__HOW TO COMPLETE THIS TASK__
Word for word, copy out every line of the records, omitting each picture.

§ §

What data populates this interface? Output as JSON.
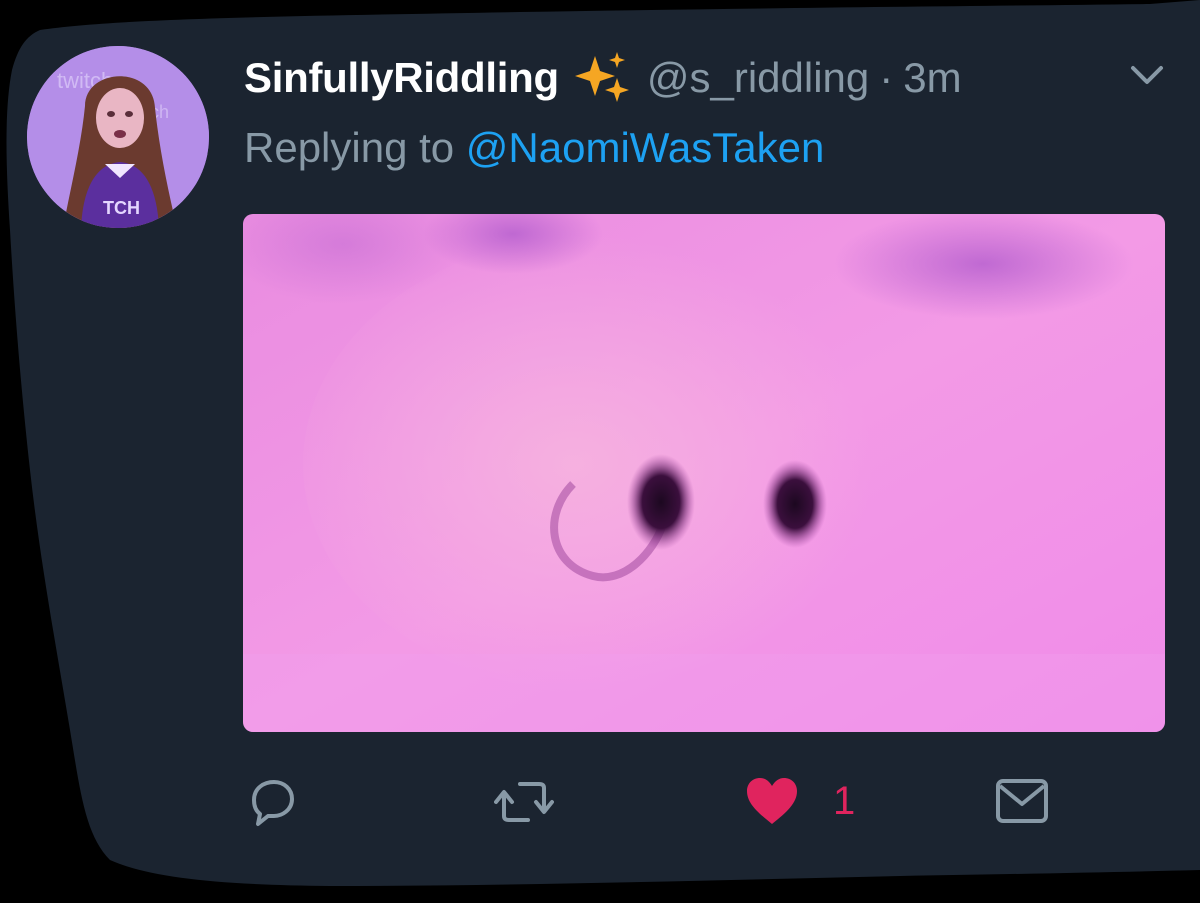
{
  "tweet": {
    "display_name": "SinfullyRiddling",
    "handle": "@s_riddling",
    "separator": "·",
    "time": "3m",
    "reply_prefix": "Replying to",
    "reply_to": "@NaomiWasTaken"
  },
  "actions": {
    "like_count": "1"
  },
  "icons": {
    "name_badge": "sparkles-icon",
    "menu": "chevron-down-icon",
    "reply": "reply-icon",
    "retweet": "retweet-icon",
    "like": "heart-icon",
    "message": "envelope-icon"
  },
  "colors": {
    "card_background": "#1b2430",
    "secondary_text": "#8899a6",
    "link": "#1da1f2",
    "like": "#e0245e",
    "sparkle": "#f5a623"
  }
}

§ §

__YOUR SOLUTION__
What data populates this interface? Output as JSON.
{
  "tweet": {
    "display_name": "SinfullyRiddling",
    "handle": "@s_riddling",
    "separator": "·",
    "time": "3m",
    "reply_prefix": "Replying to",
    "reply_to": "@NaomiWasTaken"
  },
  "actions": {
    "like_count": "1"
  },
  "icons": {
    "name_badge": "sparkles-icon",
    "menu": "chevron-down-icon",
    "reply": "reply-icon",
    "retweet": "retweet-icon",
    "like": "heart-icon",
    "message": "envelope-icon"
  },
  "colors": {
    "card_background": "#1b2430",
    "secondary_text": "#8899a6",
    "link": "#1da1f2",
    "like": "#e0245e",
    "sparkle": "#f5a623"
  }
}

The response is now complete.